Saved entries

◆ ◆ ◆ ◆

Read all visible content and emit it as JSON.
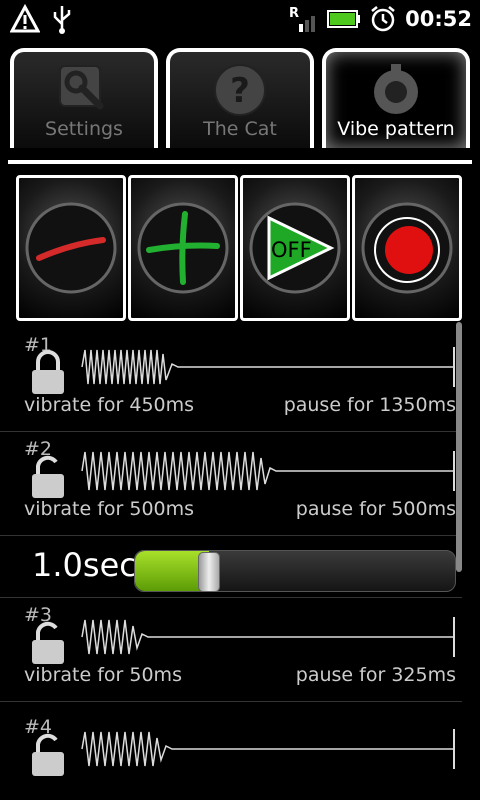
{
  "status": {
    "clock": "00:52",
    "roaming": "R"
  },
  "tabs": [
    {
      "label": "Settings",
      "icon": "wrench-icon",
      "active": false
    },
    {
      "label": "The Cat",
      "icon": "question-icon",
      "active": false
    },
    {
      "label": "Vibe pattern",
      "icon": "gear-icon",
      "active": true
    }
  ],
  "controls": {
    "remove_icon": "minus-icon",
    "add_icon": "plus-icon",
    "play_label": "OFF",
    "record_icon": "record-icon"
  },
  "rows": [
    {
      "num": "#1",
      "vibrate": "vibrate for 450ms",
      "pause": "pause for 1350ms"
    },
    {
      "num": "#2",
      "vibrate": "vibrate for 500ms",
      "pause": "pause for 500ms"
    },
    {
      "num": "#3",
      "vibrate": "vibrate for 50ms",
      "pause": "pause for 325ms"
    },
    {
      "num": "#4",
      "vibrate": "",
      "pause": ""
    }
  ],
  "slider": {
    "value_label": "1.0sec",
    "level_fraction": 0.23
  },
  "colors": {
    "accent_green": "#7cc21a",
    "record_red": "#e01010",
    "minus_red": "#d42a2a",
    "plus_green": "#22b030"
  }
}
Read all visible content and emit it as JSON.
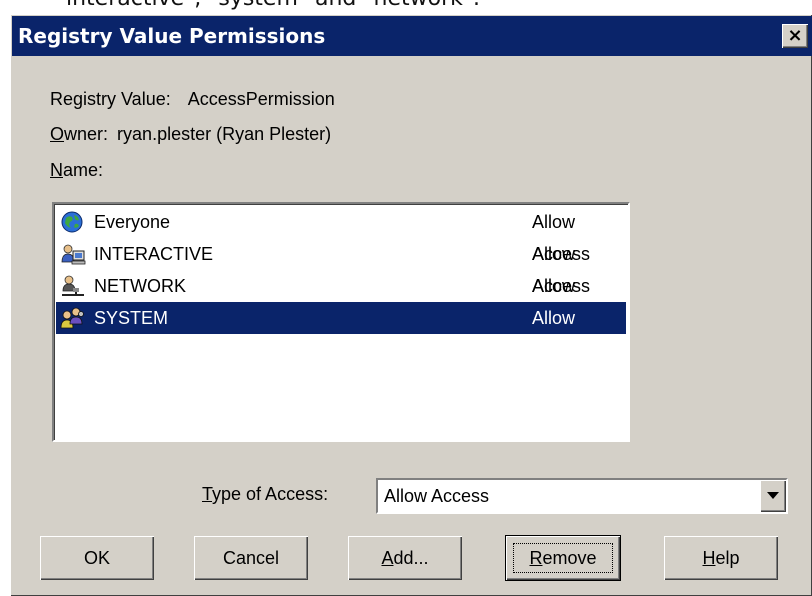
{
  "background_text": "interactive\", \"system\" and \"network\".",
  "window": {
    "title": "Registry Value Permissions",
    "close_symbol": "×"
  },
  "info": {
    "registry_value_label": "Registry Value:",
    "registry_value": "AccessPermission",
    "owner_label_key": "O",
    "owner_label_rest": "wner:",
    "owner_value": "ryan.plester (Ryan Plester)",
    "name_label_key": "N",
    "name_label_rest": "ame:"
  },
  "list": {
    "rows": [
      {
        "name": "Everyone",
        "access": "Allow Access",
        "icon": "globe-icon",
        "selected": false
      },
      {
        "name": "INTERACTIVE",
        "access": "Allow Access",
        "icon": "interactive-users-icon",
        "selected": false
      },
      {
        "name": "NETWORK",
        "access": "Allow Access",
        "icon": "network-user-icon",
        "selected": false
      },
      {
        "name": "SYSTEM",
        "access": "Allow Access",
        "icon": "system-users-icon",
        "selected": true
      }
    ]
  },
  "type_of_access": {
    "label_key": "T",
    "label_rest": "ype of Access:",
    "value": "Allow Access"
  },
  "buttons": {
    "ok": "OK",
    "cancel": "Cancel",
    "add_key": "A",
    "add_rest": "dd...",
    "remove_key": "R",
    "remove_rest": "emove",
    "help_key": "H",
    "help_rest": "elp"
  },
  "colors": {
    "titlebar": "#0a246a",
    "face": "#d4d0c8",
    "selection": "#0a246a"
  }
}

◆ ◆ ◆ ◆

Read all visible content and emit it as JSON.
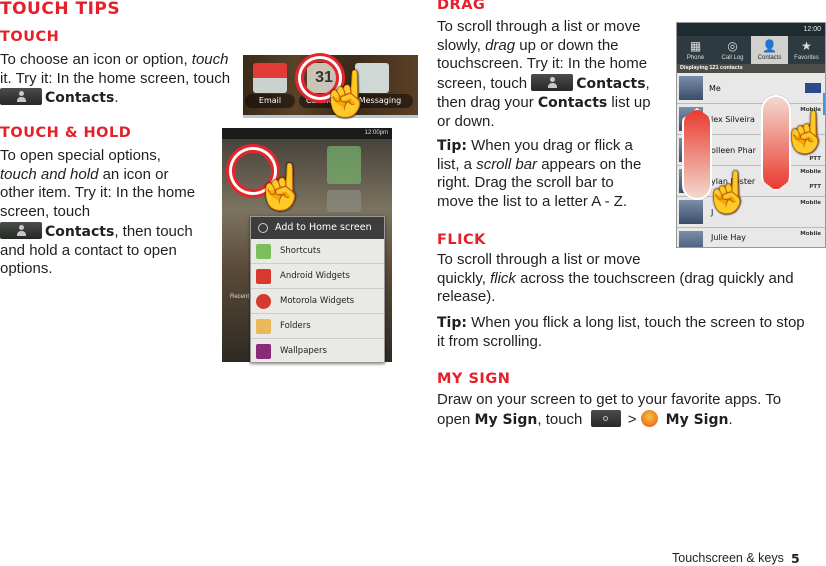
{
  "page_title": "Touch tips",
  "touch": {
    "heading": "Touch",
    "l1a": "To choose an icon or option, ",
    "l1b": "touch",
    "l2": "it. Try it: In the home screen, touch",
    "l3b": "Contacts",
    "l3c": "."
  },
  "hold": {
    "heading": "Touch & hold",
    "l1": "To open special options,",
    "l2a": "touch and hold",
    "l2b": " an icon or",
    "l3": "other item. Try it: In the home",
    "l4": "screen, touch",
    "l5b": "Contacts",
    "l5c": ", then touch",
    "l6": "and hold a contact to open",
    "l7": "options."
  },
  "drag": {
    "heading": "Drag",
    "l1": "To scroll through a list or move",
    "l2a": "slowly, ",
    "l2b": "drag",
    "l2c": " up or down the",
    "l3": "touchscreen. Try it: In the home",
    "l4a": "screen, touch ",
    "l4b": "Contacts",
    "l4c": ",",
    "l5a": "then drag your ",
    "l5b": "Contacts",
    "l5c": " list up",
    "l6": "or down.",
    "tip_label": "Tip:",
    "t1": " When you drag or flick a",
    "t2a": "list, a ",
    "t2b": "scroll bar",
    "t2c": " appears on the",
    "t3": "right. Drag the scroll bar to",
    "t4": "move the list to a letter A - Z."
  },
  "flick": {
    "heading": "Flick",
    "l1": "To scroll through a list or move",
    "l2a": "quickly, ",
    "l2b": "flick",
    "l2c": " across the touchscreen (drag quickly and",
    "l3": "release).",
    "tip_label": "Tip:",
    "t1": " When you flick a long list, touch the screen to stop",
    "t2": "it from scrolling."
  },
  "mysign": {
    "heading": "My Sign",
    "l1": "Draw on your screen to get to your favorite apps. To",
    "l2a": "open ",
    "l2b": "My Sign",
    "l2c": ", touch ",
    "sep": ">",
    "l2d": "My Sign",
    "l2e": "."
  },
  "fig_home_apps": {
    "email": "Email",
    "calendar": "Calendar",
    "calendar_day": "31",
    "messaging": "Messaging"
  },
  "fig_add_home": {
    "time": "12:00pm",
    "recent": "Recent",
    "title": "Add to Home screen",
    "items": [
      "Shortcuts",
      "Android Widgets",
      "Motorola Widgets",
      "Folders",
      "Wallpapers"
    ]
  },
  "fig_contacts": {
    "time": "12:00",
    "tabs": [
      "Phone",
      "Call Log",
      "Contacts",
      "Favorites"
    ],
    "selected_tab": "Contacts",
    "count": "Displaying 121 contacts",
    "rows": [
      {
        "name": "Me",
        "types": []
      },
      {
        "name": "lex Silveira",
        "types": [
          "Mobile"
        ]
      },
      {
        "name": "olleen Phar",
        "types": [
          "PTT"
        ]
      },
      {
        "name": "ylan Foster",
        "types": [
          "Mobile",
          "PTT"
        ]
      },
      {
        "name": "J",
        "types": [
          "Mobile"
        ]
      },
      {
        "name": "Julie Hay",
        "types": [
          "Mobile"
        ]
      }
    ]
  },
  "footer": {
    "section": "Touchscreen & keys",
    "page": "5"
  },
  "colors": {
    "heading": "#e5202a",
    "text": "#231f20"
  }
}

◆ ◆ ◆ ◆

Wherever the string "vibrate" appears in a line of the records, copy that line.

      "vibrate": "vibrate for 450ms",
      "vibrate": "vibrate for 500ms",
      "vibrate": "vibrate for 50ms",
      "vibrate": "",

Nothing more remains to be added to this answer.